Back to what appears to be Mr. Gygax’s familiarity with classical expressions of Christian moral theology. Note that the paladin must “knowingly and willingly” do evil in order to lose paladin status. In classical Christian moral theology, distinctions are made between acts that are venial and mortal. Paladins lose their paladinhood for mortal acts, and for an act to be mortal it must meet certain objective criteria, namely:

1. The act’s subject matter must be grave. In other words, the act itself must be malum in se.
2. The act must be committed with full knowledge/awareness of the action’s evil and the gravity of the offense.
3. The act must be committed with deliberate and complete consent.

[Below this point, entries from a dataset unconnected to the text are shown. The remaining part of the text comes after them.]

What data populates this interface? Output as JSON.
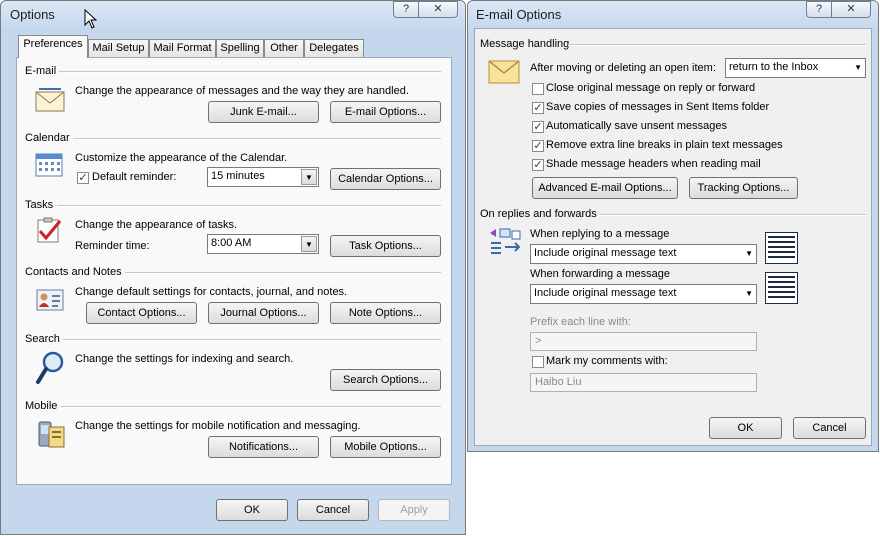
{
  "options_window": {
    "title": "Options",
    "help_glyph": "?",
    "close_glyph": "✕",
    "tabs": [
      {
        "label": "Preferences",
        "active": true
      },
      {
        "label": "Mail Setup",
        "active": false
      },
      {
        "label": "Mail Format",
        "active": false
      },
      {
        "label": "Spelling",
        "active": false
      },
      {
        "label": "Other",
        "active": false
      },
      {
        "label": "Delegates",
        "active": false
      }
    ],
    "sections": {
      "email": {
        "label": "E-mail",
        "icon": "envelope-icon",
        "description": "Change the appearance of messages and the way they are handled.",
        "junk_button": "Junk E-mail...",
        "options_button": "E-mail Options..."
      },
      "calendar": {
        "label": "Calendar",
        "icon": "calendar-icon",
        "description": "Customize the appearance of the Calendar.",
        "reminder_label": "Default reminder:",
        "reminder_checked": true,
        "reminder_value": "15 minutes",
        "options_button": "Calendar Options..."
      },
      "tasks": {
        "label": "Tasks",
        "icon": "task-checkmark-icon",
        "description": "Change the appearance of tasks.",
        "reminder_label": "Reminder time:",
        "reminder_value": "8:00 AM",
        "options_button": "Task Options..."
      },
      "contacts": {
        "label": "Contacts and Notes",
        "icon": "contact-card-icon",
        "description": "Change default settings for contacts, journal, and notes.",
        "contact_button": "Contact Options...",
        "journal_button": "Journal Options...",
        "note_button": "Note Options..."
      },
      "search": {
        "label": "Search",
        "icon": "magnifier-icon",
        "description": "Change the settings for indexing and search.",
        "options_button": "Search Options..."
      },
      "mobile": {
        "label": "Mobile",
        "icon": "mobile-device-icon",
        "description": "Change the settings for mobile notification and messaging.",
        "notifications_button": "Notifications...",
        "options_button": "Mobile Options..."
      }
    },
    "footer": {
      "ok": "OK",
      "cancel": "Cancel",
      "apply": "Apply"
    }
  },
  "email_options_window": {
    "title": "E-mail Options",
    "help_glyph": "?",
    "close_glyph": "✕",
    "message_handling": {
      "label": "Message handling",
      "after_moving_label": "After moving or deleting an open item:",
      "after_moving_value": "return to the Inbox",
      "checkboxes": [
        {
          "label": "Close original message on reply or forward",
          "checked": false
        },
        {
          "label": "Save copies of messages in Sent Items folder",
          "checked": true
        },
        {
          "label": "Automatically save unsent messages",
          "checked": true
        },
        {
          "label": "Remove extra line breaks in plain text messages",
          "checked": true
        },
        {
          "label": "Shade message headers when reading mail",
          "checked": true
        }
      ],
      "advanced_button": "Advanced E-mail Options...",
      "tracking_button": "Tracking Options..."
    },
    "replies": {
      "label": "On replies and forwards",
      "reply_label": "When replying to a message",
      "reply_value": "Include original message text",
      "forward_label": "When forwarding a message",
      "forward_value": "Include original message text",
      "prefix_label": "Prefix each line with:",
      "prefix_value": ">",
      "mark_label": "Mark my comments with:",
      "mark_checked": false,
      "mark_value": "Haibo Liu"
    },
    "footer": {
      "ok": "OK",
      "cancel": "Cancel"
    }
  },
  "glyphs": {
    "check": "✓",
    "dropdown": "▼"
  },
  "colors": {
    "title_bar": "#c6d8ee",
    "client": "#f0f0f0",
    "accent": "#1d3b6b"
  }
}
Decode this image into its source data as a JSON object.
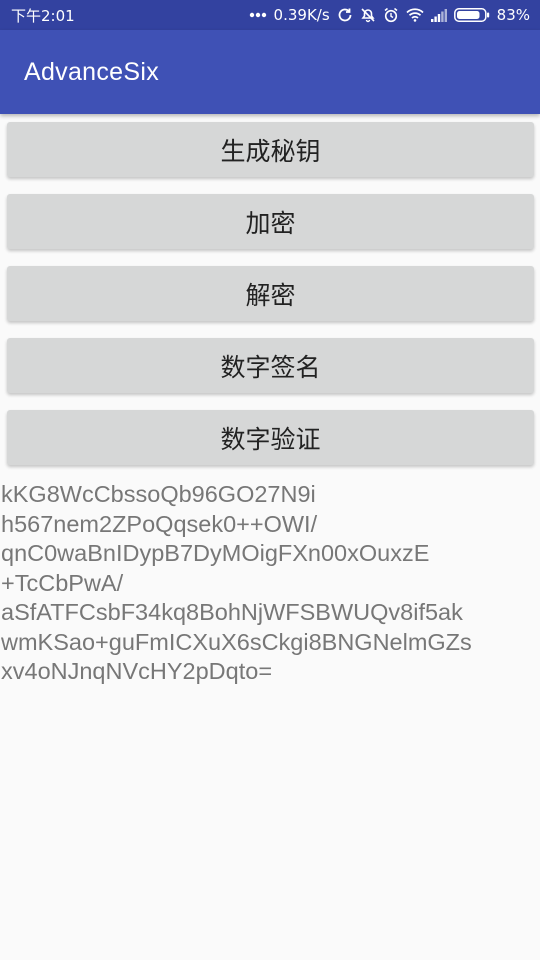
{
  "status_bar": {
    "time": "下午2:01",
    "network_speed": "0.39K/s",
    "battery": "83%",
    "icons": [
      "more-dots-icon",
      "sync-icon",
      "silent-icon",
      "alarm-icon",
      "wifi-icon",
      "signal-icon",
      "battery-icon"
    ],
    "battery_level": 0.83
  },
  "app_bar": {
    "title": "AdvanceSix",
    "color": "#3f51b5",
    "status_color": "#3342a0"
  },
  "buttons": [
    {
      "label": "生成秘钥"
    },
    {
      "label": "加密"
    },
    {
      "label": "解密"
    },
    {
      "label": "数字签名"
    },
    {
      "label": "数字验证"
    }
  ],
  "output_lines": [
    "kKG8WcCbssoQb96GO27N9i",
    "h567nem2ZPoQqsek0++OWI/",
    "qnC0waBnIDypB7DyMOigFXn00xOuxzE",
    "+TcCbPwA/",
    "aSfATFCsbF34kq8BohNjWFSBWUQv8if5ak",
    "wmKSao+guFmICXuX6sCkgi8BNGNelmGZs",
    "xv4oNJnqNVcHY2pDqto="
  ]
}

Each part above corresponds to part of makes paladins stop being paladins forever:

1. The act must be evil.
2. The act must be knowingly performed.
3. The act must be willingly performed.

In instances where the paladin does not have sufficient knowledge and/or does not act freely, the action remains evil, but does not meet the criteria necessary for him being stripped of paladinhood.

So what does this have to do with Wisdom?

Well, since Wisdom deals in part with a character’s ability to judge good from evil, it stands to reason that a character’s Wisdom somehow reflects at least the voice of conscience that kicks in before a character performs some act that will have dire consequences (such as loss of spells or no longer getting to advance as a paladin). This also means that I, as a DM, need to be clear about what constitutes law-chaos and good-evil in my campaign, and that I clearly communicate that information to my players. It doesn’t mean that such considerations are up for debate (although it might). If in my AD&D game I as DM say that torture is always and everywhere evil, then torture is always and everywhere evil.

Does that mean that, for example, a paladin may never resort to torture? No, for one reason: Paladins have free will. Does that mean that a paladin who tortures an enemy immediately and forever ceases to be a paladin? Probably. Referring to the three criteria above and considering that it’s my campaign world governed by certain moral absolutes I’ve defined as DM, the first criterion is met. I’ve communicated such to the players, but that doesn’t mean the paladin is all that hip to the truth. This is where the paladin’s Wisdom comes into play. If the paladin lacks sufficient Wisdom and sufficient moral training, he may be bit off in his understanding about torture. He might be fully aware of torture’s evil and gravity. Even if he is, there is still the third criterion. Does the paladin really have no other acceptable choice? If so, then, yes, the paladin commits a gravely evil act, but does not do so willingly. Some punishment from the gods is appropriate, but this punishment ought not include the permanent loss of paladinhood.

Wisdom reflects a character’s ability to discern good from evil. An exceptionally wise character ought not be surprised to learn after the fact that such-and-such action is evil. The character would have the insight to know ahead of time. The character may choose to ignore that insight as the player decides, and that is one of the ways that the moral drama implied by AD&D‘s alignment system comes into play.

July 31st, 2017  in RPG No Comments »